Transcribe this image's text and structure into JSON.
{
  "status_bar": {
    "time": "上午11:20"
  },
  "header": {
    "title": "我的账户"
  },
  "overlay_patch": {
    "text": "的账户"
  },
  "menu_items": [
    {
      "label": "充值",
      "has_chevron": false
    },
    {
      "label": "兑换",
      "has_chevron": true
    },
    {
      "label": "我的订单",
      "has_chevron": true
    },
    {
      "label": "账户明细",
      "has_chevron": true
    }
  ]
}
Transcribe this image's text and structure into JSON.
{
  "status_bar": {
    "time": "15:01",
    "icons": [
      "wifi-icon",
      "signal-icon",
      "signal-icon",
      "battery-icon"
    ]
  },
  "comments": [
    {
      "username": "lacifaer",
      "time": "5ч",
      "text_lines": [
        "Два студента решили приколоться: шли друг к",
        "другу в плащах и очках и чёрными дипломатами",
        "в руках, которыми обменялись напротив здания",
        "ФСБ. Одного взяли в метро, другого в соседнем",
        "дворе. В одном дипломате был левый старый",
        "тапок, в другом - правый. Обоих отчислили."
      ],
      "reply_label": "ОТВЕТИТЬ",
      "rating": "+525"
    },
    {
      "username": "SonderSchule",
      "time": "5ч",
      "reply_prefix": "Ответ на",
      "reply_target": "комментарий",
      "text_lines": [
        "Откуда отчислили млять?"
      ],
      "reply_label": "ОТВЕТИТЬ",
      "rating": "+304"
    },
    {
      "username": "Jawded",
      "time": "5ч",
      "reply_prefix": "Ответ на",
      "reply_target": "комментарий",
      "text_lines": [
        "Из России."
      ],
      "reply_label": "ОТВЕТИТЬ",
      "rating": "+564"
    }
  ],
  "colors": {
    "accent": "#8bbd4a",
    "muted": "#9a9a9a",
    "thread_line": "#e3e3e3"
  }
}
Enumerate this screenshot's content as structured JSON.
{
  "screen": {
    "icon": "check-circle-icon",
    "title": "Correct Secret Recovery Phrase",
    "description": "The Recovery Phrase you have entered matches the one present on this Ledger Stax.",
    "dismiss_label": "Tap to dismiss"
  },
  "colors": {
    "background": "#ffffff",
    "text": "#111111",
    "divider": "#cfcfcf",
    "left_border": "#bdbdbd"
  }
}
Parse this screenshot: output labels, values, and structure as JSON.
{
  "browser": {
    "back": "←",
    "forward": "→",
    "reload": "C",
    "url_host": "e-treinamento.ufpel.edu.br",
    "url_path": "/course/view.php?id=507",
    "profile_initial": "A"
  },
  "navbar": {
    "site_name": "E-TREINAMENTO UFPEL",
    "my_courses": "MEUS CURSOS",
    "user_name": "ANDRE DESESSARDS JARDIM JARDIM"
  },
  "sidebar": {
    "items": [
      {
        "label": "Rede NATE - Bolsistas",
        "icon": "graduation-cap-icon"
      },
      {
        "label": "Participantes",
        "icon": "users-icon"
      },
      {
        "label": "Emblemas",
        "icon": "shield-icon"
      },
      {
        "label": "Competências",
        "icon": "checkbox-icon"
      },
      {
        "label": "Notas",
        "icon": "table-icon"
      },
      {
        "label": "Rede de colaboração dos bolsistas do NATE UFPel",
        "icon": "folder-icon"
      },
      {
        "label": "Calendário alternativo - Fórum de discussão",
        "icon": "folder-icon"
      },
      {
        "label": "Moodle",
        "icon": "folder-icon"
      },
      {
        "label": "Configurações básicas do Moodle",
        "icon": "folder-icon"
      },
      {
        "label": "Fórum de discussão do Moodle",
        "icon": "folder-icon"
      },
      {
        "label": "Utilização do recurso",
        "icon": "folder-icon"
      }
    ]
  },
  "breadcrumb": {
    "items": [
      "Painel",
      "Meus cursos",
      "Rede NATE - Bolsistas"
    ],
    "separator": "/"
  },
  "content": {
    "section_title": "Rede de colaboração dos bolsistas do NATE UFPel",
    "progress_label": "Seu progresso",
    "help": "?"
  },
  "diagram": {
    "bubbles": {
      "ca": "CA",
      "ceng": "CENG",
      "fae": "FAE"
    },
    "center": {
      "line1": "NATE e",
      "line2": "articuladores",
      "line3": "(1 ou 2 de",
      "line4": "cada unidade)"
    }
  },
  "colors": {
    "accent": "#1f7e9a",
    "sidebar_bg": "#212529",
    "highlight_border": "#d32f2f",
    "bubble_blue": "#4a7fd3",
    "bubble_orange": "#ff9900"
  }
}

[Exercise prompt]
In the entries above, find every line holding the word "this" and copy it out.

[Response box]
Transcribe this image's text and structure into JSON.
Transcribe this image's text and structure into JSON.
Enumerate this screenshot's content as structured JSON.
    "description": "The Recovery Phrase you have entered matches the one present on this Ledger Stax.",
Parse this screenshot: output labels, values, and structure as JSON.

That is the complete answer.